A file of correspondence can get you right into the heart of a scientific controversy from the past. That’s exactly where I am at the moment, reading letters from Percy Boswell and Louis Leakey, the latter grappling with the possibility of finding evidence for human origins at momentous sites in arid regions of Africa, sometimes from tens of thousands, perhaps hundreds of thousands of years in the past. How to tell which?
The facts of the Thirties excavations at Olduvai (or Oldupai) in Tanzania and related sites in Kenya are quite well-known, thanks in part to the subsequent career of Louis Leakey (1903-1972) and the wider Leakey family, which has provided generations of terrific excavators and field scientists. Louis’s second wife, Mary Leakey (1913-1996) recently received the well-deserved accolade of a Google doodle (6 February 2013) for work her work at Olduvai. But in 1932 although such African sites were recognized as having great scientific potential, they were not yet fully understood.
Percy Boswell FRS (1886-1960) is less well-known than Leakey, but a key figure in this story. A scientist who had a varied and interesting career as a geologist both in research and in its engineering applications, he was an advisor in the construction of the Mersey road tunnel and in private life a keen Alpinist, despite having lost his sight in one eye. In many respects he was a perfect foil for the mercurial Louis Leakey: organised, meticulous and articulate in the use (and limitations) of geological evidence in determining the age of archaeological finds. In 1932 Boswell was called to comment upon an Olduvai skeleton discovered in 1913 by the German palaeontologist Hans Reck (1886-1936). There were varying estimates of its antiquity, but Boswell used bed material evidence to place a large question mark against the notion, proposed by Reck and Leakey, that the remains might be very ancient.
Boswell was subsequently asked to verify fossils found at Kana and Kenjera, resulting in a famous 1935 note to Nature that badly damaged Leakey’s professional standing. Leakey’s East African Archaeological Expedition work was partly funded by the Royal Society (via a £600 Mond grant in 1934) and the Society involved Boswell as an expert witness. His Nature summary of the excavation’s evidentiary problems was the more devastating because it was short, factual and avoided commentary, ending simply: “it is regrettable that the records are not more precise”.

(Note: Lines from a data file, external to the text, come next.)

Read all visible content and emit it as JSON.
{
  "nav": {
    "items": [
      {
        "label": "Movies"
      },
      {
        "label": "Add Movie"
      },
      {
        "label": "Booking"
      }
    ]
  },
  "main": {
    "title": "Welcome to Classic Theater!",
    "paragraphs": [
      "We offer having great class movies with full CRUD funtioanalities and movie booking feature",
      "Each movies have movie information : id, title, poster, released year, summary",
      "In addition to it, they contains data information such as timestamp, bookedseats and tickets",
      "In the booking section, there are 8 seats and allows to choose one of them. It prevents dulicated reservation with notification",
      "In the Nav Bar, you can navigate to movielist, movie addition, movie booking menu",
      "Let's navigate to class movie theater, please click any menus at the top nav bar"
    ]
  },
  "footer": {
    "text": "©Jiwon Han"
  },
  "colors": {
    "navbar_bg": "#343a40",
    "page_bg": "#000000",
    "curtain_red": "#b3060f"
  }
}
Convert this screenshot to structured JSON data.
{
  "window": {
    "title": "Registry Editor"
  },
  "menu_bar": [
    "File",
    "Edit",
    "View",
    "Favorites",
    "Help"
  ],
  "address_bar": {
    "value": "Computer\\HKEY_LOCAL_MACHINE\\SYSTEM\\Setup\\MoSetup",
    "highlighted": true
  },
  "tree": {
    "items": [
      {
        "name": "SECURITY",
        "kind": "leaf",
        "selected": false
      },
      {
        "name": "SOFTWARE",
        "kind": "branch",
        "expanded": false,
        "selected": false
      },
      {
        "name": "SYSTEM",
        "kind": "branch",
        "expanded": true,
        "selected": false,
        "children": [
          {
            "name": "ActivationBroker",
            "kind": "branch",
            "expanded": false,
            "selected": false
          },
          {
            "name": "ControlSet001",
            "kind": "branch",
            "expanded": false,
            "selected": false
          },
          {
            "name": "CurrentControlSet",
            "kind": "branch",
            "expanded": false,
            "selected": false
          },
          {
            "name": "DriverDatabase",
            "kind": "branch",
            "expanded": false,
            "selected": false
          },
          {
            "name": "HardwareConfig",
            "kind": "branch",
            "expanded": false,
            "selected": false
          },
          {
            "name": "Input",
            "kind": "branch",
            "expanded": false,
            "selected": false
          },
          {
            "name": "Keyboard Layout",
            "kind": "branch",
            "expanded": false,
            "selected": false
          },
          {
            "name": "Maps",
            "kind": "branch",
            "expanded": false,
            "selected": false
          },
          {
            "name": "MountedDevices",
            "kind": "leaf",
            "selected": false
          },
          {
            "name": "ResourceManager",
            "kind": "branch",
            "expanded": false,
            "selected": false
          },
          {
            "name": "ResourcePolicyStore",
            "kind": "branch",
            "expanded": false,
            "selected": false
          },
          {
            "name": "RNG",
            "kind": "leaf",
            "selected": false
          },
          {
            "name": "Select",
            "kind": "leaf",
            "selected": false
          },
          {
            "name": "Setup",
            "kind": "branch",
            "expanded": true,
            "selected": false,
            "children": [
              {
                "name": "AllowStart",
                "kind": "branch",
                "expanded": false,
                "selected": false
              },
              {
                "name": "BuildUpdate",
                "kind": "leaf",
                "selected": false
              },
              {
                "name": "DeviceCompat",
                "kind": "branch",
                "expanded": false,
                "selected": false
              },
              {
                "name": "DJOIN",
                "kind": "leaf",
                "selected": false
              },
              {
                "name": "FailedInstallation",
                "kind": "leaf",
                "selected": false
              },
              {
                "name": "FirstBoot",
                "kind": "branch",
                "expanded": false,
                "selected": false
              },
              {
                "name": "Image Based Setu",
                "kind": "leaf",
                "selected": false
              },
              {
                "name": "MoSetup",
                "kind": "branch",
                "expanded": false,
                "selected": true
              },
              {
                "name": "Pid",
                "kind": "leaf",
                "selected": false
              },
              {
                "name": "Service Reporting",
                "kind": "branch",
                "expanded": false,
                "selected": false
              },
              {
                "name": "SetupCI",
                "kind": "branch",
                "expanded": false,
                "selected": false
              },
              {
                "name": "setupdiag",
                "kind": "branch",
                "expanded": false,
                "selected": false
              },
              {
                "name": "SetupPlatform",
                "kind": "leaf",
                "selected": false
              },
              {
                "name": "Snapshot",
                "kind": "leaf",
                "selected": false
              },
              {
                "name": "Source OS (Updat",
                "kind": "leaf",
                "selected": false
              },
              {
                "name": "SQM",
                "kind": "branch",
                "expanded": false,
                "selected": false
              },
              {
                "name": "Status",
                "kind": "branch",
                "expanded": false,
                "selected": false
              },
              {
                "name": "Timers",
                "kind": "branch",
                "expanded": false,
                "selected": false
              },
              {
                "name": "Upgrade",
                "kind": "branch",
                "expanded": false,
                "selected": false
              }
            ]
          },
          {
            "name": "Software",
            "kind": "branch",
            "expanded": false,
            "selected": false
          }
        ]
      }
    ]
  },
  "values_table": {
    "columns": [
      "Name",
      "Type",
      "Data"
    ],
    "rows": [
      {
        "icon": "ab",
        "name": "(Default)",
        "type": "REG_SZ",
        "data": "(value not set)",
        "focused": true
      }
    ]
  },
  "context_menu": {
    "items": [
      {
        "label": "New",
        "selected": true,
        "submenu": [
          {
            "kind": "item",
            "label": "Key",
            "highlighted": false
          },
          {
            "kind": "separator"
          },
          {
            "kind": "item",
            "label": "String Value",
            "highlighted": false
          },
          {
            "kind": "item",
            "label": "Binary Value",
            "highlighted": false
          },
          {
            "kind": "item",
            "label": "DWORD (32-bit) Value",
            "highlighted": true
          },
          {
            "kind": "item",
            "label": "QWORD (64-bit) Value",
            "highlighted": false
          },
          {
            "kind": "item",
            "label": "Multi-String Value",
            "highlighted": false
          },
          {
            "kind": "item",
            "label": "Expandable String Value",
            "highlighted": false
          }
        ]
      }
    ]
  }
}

Later writers do tend to use moments like this to place two scientists in opposition in ways that neither would have approved of and then choose a side. In this case, Louis Leakey, who was both an adventurous personality and often right about broad ideas, is usually the beneficiary. The less colourful Boswell has sometimes suffered as a result. This can be seen very well in the current Wikipedia account of this episode in Leakey’s life, which states that after viewing the digs:
“Boswell left for England, promising, as Louis understood it, not to publish a word until Louis returned. Boswell immediately set out to publish as many words as he was able…”
Percy Boswell’s file on the subject shows this not only to be incorrect, but hugely unfair to a scrupulous individual. His brief Nature letter appeared over a month after he had returned to England and was in part a response to an acute dilemma. Boswell was obliged to report to Council of the Royal Society about the uncertainties in evidence he had found in Africa (which included an inability to correctly identify the sites of finds and a key photograph wrongly labelled) and he took the trouble to ask Council to advise him on how he should proceed. The Society left the matter to Boswell, who was by then quite agitated at seeing reviews of Louis Leakey’s latest book The Stone Age Races of Kenya (1935). The volume made important claims which Boswell knew would have to be corrected and that many people had bought it, or were intending to. Instead of taking the easy course of simply keeping quiet, the geologist, true to the science, gave the facts.
The Wiki-article does prompt an insight into how quick methods of communicating information can hurt reputations and this is neatly reflected in the historical exchanges. Leakey’s letters appear rapidly handwritten and one correspondent complained about his insistence on using airmail; Boswell’s are carefully typed. Their contrasting approaches meant that Boswell had the chance to do what he urged on Leakey: “think this business out before you write “. Wikipedians, take note…